- 1718, Johann Caspar Schwartz, Johann Caspar Schwartzens Fünfftes Dutzend Wund-artzneyischer Anmerckungen von vielerley Arten der Geschwülste und Geschwüre, Hamburg, page 97:
- [...] denen Thieren und Gewächsen aber, von was Arten und Geschlechten selbige auch nur immer seyn mögen, [...]
- 1742, Johann Christoph Gottsched, Versuch einer Critischen Dichtkunst, Leipzig, page 442:
- Held August, du kühner Krieger! / Du bist der beglückte Sieger, / Vor, und in, und nach dem Fall. / Auf was Arten, auf was Weisen, / Soll man deine Thaten preisen / Hier und da, und überall?
- 1786, Johann Michael Schosulan, Gründlicher Unterricht für das Landvolk: Wie und auf was Weise jedermann seinen etrunkenen, erhängten, erstickten, erfrornen, von Hitze verschmachteten und von Blitz berührten unglücklichen Nebenmenschen Hülfe leisten, der Retter aber für sein eigenes Leben sich selbst sicher stellen solle., Wien, title:
- Wie und auf was Weise jedermann seinen [...] Nebenmenschen Hülfe leisten [...] solle.
- In the dative and genitive feminine, the inflected form waser occurred.
- (colloquial) a little, somewhat
Ich komm' was später.
- I'll arrive a little later.
- apocopated form of wasse (“wash”), (mainly used in the Netherlands, equivalent to other dialects' wasche/waske)
- apocopated form of wasse (“wax”),
- apocopated form of wasse (“grow”),
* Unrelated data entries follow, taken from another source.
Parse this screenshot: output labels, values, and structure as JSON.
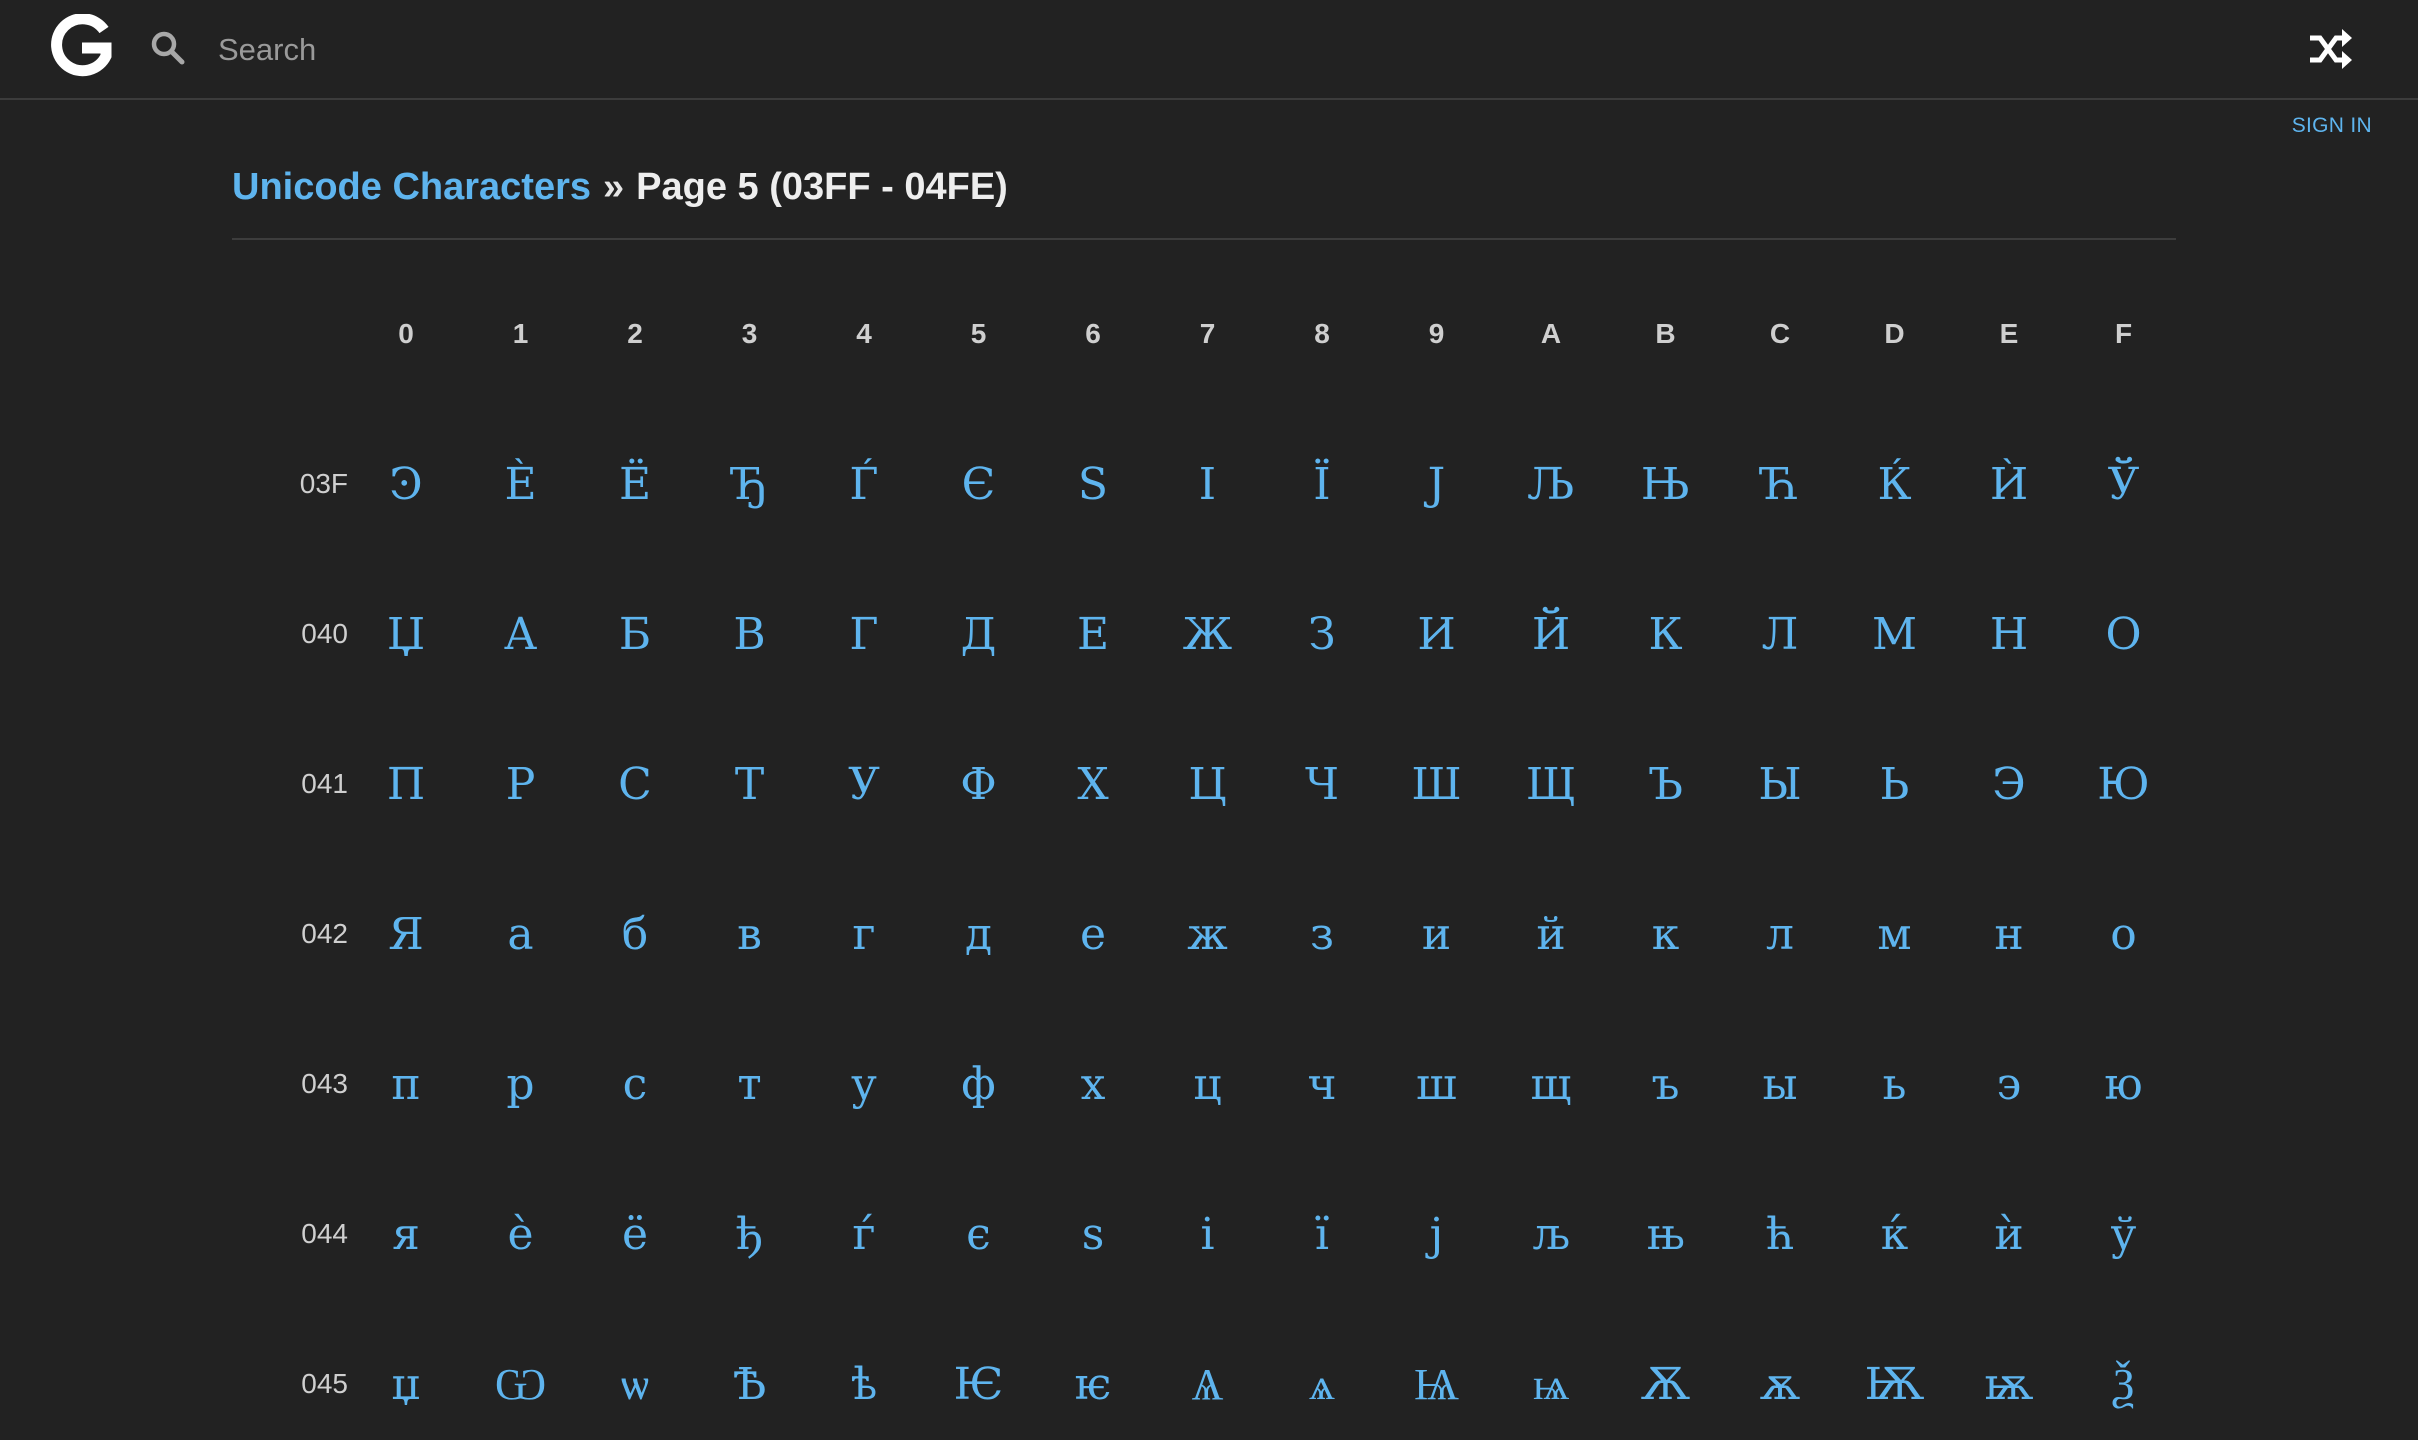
{
  "header": {
    "search_placeholder": "Search",
    "sign_in_label": "SIGN IN"
  },
  "breadcrumb": {
    "parent": "Unicode Characters",
    "separator": "»",
    "current": "Page 5 (03FF - 04FE)"
  },
  "colors": {
    "background": "#222222",
    "accent": "#5eb4ee",
    "text": "#eeeeee"
  },
  "grid": {
    "columns": [
      "0",
      "1",
      "2",
      "3",
      "4",
      "5",
      "6",
      "7",
      "8",
      "9",
      "A",
      "B",
      "C",
      "D",
      "E",
      "F"
    ],
    "rows": [
      {
        "label": "03F",
        "chars": [
          "Ͽ",
          "Ѐ",
          "Ё",
          "Ђ",
          "Ѓ",
          "Є",
          "Ѕ",
          "І",
          "Ї",
          "Ј",
          "Љ",
          "Њ",
          "Ћ",
          "Ќ",
          "Ѝ",
          "Ў"
        ]
      },
      {
        "label": "040",
        "chars": [
          "Џ",
          "А",
          "Б",
          "В",
          "Г",
          "Д",
          "Е",
          "Ж",
          "З",
          "И",
          "Й",
          "К",
          "Л",
          "М",
          "Н",
          "О"
        ]
      },
      {
        "label": "041",
        "chars": [
          "П",
          "Р",
          "С",
          "Т",
          "У",
          "Ф",
          "Х",
          "Ц",
          "Ч",
          "Ш",
          "Щ",
          "Ъ",
          "Ы",
          "Ь",
          "Э",
          "Ю"
        ]
      },
      {
        "label": "042",
        "chars": [
          "Я",
          "а",
          "б",
          "в",
          "г",
          "д",
          "е",
          "ж",
          "з",
          "и",
          "й",
          "к",
          "л",
          "м",
          "н",
          "о"
        ]
      },
      {
        "label": "043",
        "chars": [
          "п",
          "р",
          "с",
          "т",
          "у",
          "ф",
          "х",
          "ц",
          "ч",
          "ш",
          "щ",
          "ъ",
          "ы",
          "ь",
          "э",
          "ю"
        ]
      },
      {
        "label": "044",
        "chars": [
          "я",
          "ѐ",
          "ё",
          "ђ",
          "ѓ",
          "є",
          "ѕ",
          "і",
          "ї",
          "ј",
          "љ",
          "њ",
          "ћ",
          "ќ",
          "ѝ",
          "ў"
        ]
      },
      {
        "label": "045",
        "chars": [
          "џ",
          "Ѡ",
          "ѡ",
          "Ѣ",
          "ѣ",
          "Ѥ",
          "ѥ",
          "Ѧ",
          "ѧ",
          "Ѩ",
          "ѩ",
          "Ѫ",
          "ѫ",
          "Ѭ",
          "ѭ",
          "Ѯ"
        ]
      }
    ]
  }
}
Notes on the verb węsen (to be): In recent times (~1800) the old subjunctive wer is used in place of was by many speakers. This might be the old subjunctive which is now used as a preterite or a reduction of weren, which is the preterite plural indicative of the verb. It might also be an imitation of the High German cognate war. Many smaller dialectal clusters do this, but no dialect does it. That means: even though there are many regions within e.g. Lower Saxony that use wer for was, maybe even the majority, there is no straight connection between them, i.e. which form is used can depend on preference, speaker and specific region. Due to this "one town this way, one town that way"-nature of the situation no form can be named "standard" for a greater dialect, such as Low Saxon.
- stream, river
- Smith, Ethnogeography of the Mayangna of Nicaragua, in Ethno- and historical geographic studies in Latin America: essays honoring William V. Davidson (2008), page 88: The location of 46 settlements from this list containing the term ”was" —meaning "water" or "stream" — were obtained[.]
From French ouest
- Danielle D’Offay et Guy Lionnet, Diksyonner Kreol - Franse / Dictionnaire Créole Seychellois - Français